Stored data
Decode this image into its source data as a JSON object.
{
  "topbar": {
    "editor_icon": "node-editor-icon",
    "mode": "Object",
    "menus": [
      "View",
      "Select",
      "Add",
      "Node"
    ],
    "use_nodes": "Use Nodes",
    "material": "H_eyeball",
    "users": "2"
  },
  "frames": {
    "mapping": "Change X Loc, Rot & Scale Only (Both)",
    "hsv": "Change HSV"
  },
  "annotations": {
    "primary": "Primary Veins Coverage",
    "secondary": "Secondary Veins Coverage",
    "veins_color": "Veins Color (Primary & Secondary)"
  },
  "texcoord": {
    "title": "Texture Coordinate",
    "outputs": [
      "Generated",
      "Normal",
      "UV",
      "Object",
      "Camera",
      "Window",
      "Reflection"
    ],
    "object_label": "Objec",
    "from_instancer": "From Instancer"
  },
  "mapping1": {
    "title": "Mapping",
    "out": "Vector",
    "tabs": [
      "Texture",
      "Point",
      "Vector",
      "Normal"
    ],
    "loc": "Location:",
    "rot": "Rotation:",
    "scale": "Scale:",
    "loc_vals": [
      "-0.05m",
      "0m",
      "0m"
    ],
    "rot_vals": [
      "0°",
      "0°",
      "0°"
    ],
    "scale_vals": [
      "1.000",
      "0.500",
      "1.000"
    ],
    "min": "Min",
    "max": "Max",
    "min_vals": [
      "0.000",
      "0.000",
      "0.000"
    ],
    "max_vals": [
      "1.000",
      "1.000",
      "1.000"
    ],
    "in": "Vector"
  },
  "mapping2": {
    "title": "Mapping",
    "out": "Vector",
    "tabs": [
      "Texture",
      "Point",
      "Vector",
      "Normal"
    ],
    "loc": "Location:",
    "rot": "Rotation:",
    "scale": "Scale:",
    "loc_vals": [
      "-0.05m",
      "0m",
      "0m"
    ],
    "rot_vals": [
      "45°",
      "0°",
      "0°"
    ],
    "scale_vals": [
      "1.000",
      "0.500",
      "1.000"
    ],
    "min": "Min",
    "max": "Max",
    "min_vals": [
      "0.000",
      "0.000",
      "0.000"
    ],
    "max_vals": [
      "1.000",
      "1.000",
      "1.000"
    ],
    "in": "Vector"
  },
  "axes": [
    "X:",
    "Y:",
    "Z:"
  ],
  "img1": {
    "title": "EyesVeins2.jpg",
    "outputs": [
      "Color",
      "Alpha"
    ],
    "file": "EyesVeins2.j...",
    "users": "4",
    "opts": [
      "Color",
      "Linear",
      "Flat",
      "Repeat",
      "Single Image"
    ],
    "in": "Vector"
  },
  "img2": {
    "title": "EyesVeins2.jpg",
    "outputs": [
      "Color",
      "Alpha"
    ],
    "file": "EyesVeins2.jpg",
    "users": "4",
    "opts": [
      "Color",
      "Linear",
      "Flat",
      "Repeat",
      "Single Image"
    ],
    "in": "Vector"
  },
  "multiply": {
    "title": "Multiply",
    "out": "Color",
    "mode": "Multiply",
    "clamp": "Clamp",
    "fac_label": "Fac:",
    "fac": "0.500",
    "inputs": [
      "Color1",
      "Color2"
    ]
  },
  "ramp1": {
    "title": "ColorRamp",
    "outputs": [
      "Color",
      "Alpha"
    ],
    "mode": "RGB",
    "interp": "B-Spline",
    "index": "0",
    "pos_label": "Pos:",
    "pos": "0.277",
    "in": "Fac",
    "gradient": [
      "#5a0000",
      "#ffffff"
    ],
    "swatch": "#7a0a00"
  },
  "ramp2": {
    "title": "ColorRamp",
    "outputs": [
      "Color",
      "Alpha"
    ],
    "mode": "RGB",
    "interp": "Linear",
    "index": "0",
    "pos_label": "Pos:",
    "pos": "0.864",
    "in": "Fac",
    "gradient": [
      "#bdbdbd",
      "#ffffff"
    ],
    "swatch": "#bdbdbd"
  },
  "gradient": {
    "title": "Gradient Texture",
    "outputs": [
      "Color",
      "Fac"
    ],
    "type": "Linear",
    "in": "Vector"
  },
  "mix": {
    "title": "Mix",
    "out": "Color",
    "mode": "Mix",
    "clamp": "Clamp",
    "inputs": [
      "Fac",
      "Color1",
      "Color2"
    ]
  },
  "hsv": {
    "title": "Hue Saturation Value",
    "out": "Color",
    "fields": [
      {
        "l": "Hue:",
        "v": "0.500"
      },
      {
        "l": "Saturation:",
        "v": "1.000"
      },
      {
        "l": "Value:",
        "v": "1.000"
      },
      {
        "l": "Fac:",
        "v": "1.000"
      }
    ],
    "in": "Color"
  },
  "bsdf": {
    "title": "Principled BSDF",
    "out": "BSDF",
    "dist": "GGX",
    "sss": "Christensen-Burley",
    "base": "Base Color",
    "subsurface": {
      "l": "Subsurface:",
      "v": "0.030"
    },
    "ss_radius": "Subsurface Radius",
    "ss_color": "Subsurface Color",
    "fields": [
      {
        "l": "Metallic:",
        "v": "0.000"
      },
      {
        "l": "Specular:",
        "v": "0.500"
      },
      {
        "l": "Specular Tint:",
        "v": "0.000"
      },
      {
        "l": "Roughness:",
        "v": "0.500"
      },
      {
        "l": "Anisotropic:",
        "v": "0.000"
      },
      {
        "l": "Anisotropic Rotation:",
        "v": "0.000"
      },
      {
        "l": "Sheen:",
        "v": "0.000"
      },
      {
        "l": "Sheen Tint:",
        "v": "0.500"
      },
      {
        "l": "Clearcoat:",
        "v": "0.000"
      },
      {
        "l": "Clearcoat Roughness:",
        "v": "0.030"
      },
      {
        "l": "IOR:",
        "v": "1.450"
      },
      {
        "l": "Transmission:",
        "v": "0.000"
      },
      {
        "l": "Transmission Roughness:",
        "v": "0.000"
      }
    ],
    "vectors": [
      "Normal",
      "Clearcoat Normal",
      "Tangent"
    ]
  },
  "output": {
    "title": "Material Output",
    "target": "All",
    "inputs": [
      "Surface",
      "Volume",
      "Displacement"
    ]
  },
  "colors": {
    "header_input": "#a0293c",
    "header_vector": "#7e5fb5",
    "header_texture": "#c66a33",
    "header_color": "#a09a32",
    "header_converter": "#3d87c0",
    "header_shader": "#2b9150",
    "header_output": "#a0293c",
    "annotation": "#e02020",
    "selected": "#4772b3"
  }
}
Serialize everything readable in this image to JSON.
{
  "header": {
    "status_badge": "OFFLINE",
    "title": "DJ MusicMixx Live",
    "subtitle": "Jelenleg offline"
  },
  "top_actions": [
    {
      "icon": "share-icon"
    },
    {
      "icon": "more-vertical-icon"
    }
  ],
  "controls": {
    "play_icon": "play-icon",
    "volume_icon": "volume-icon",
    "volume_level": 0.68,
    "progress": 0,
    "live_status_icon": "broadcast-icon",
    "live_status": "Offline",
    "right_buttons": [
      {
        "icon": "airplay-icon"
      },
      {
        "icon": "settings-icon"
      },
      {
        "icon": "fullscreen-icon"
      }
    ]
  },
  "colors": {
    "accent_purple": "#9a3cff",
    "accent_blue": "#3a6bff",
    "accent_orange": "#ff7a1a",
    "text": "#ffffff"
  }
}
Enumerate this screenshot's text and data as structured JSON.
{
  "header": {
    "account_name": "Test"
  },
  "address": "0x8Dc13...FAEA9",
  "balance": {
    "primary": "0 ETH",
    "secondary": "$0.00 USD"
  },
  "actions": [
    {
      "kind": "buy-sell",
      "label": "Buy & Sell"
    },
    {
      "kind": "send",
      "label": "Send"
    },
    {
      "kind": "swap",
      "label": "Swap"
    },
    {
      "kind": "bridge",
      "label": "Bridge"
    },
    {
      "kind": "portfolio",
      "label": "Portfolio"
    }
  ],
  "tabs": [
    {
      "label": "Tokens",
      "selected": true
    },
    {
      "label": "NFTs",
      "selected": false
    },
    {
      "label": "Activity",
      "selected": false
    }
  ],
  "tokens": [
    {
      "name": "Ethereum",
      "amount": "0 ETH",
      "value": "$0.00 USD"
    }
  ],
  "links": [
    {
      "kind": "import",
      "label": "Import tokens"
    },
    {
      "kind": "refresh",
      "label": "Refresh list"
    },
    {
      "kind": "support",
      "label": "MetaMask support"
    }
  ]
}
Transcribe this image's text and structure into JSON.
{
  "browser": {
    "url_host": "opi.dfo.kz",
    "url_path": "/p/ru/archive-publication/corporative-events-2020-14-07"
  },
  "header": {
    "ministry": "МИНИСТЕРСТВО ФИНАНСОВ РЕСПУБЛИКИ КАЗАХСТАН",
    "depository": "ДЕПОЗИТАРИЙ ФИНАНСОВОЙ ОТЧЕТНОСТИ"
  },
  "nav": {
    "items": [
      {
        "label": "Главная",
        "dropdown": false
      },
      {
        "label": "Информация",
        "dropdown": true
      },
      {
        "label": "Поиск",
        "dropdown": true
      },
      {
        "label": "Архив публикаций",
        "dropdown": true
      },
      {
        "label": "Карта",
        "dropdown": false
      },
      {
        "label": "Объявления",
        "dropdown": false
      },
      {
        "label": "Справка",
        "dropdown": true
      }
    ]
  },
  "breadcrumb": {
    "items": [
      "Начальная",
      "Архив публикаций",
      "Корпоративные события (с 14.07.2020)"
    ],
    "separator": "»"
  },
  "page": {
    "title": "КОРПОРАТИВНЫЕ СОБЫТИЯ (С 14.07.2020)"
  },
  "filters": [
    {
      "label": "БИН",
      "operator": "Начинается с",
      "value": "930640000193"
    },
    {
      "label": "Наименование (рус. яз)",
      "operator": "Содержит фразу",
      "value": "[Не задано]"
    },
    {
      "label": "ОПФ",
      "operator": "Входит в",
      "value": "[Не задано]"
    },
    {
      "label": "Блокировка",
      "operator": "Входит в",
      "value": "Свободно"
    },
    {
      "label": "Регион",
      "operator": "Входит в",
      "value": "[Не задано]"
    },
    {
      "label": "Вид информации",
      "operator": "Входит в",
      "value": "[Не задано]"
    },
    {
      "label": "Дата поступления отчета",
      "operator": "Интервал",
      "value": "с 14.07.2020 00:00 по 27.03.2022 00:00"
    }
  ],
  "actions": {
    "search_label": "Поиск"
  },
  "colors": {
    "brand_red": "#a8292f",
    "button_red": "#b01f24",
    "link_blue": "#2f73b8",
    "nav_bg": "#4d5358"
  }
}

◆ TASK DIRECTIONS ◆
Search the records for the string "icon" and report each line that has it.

◆ ANSWER TO THE EXERCISE ◆
    "editor_icon": "node-editor-icon",
      "icon": "share-icon"
      "icon": "more-vertical-icon"
    "play_icon": "play-icon",
    "volume_icon": "volume-icon",
    "live_status_icon": "broadcast-icon",
        "icon": "airplay-icon"
        "icon": "settings-icon"
        "icon": "fullscreen-icon"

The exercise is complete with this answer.